• **WHAT IS REQUIRED**: Restate the records exactly. Include all of them.

• **INPUT DATA**:
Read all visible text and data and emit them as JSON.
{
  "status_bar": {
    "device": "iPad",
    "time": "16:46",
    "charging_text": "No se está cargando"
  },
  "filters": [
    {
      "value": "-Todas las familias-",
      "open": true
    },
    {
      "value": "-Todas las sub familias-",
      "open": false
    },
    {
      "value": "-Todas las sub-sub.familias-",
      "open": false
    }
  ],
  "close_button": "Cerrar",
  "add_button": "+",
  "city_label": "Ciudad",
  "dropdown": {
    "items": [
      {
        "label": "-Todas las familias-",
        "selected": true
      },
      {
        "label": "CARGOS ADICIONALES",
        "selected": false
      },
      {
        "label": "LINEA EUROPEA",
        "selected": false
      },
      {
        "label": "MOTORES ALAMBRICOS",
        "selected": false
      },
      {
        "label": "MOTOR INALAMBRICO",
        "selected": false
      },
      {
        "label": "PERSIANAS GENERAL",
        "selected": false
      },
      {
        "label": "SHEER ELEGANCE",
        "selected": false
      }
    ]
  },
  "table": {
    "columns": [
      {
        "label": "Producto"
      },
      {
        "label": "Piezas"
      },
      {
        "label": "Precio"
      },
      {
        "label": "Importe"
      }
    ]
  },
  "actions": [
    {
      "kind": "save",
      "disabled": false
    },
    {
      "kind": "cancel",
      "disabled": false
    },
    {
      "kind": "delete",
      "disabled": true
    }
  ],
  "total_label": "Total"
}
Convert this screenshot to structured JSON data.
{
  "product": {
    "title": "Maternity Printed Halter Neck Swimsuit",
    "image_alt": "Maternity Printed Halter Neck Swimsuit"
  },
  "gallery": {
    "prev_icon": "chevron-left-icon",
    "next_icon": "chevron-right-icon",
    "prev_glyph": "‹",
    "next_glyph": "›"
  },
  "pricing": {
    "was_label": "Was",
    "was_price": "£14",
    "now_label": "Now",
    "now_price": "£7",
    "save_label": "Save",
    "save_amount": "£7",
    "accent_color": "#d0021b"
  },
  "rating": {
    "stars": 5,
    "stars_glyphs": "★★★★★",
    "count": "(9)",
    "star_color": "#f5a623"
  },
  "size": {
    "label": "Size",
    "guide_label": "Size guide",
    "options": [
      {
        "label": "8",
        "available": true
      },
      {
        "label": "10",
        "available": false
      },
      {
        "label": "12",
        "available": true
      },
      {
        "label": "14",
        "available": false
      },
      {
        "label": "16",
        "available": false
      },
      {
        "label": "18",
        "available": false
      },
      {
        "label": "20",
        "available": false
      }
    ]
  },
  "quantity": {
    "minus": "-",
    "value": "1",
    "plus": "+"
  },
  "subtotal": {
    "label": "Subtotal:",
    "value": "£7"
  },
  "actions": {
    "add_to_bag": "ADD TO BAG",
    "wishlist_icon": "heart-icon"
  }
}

• **EXERCISE RESULT**:
Read all visible text and data and emit them as JSON.
{
  "status_bar": {
    "device": "iPad",
    "time": "16:46",
    "charging_text": "No se está cargando"
  },
  "filters": [
    {
      "value": "-Todas las familias-",
      "open": true
    },
    {
      "value": "-Todas las sub familias-",
      "open": false
    },
    {
      "value": "-Todas las sub-sub.familias-",
      "open": false
    }
  ],
  "close_button": "Cerrar",
  "add_button": "+",
  "city_label": "Ciudad",
  "dropdown": {
    "items": [
      {
        "label": "-Todas las familias-",
        "selected": true
      },
      {
        "label": "CARGOS ADICIONALES",
        "selected": false
      },
      {
        "label": "LINEA EUROPEA",
        "selected": false
      },
      {
        "label": "MOTORES ALAMBRICOS",
        "selected": false
      },
      {
        "label": "MOTOR INALAMBRICO",
        "selected": false
      },
      {
        "label": "PERSIANAS GENERAL",
        "selected": false
      },
      {
        "label": "SHEER ELEGANCE",
        "selected": false
      }
    ]
  },
  "table": {
    "columns": [
      {
        "label": "Producto"
      },
      {
        "label": "Piezas"
      },
      {
        "label": "Precio"
      },
      {
        "label": "Importe"
      }
    ]
  },
  "actions": [
    {
      "kind": "save",
      "disabled": false
    },
    {
      "kind": "cancel",
      "disabled": false
    },
    {
      "kind": "delete",
      "disabled": true
    }
  ],
  "total_label": "Total"
}
Convert this screenshot to structured JSON data.
{
  "product": {
    "title": "Maternity Printed Halter Neck Swimsuit",
    "image_alt": "Maternity Printed Halter Neck Swimsuit"
  },
  "gallery": {
    "prev_icon": "chevron-left-icon",
    "next_icon": "chevron-right-icon",
    "prev_glyph": "‹",
    "next_glyph": "›"
  },
  "pricing": {
    "was_label": "Was",
    "was_price": "£14",
    "now_label": "Now",
    "now_price": "£7",
    "save_label": "Save",
    "save_amount": "£7",
    "accent_color": "#d0021b"
  },
  "rating": {
    "stars": 5,
    "stars_glyphs": "★★★★★",
    "count": "(9)",
    "star_color": "#f5a623"
  },
  "size": {
    "label": "Size",
    "guide_label": "Size guide",
    "options": [
      {
        "label": "8",
        "available": true
      },
      {
        "label": "10",
        "available": false
      },
      {
        "label": "12",
        "available": true
      },
      {
        "label": "14",
        "available": false
      },
      {
        "label": "16",
        "available": false
      },
      {
        "label": "18",
        "available": false
      },
      {
        "label": "20",
        "available": false
      }
    ]
  },
  "quantity": {
    "minus": "-",
    "value": "1",
    "plus": "+"
  },
  "subtotal": {
    "label": "Subtotal:",
    "value": "£7"
  },
  "actions": {
    "add_to_bag": "ADD TO BAG",
    "wishlist_icon": "heart-icon"
  }
}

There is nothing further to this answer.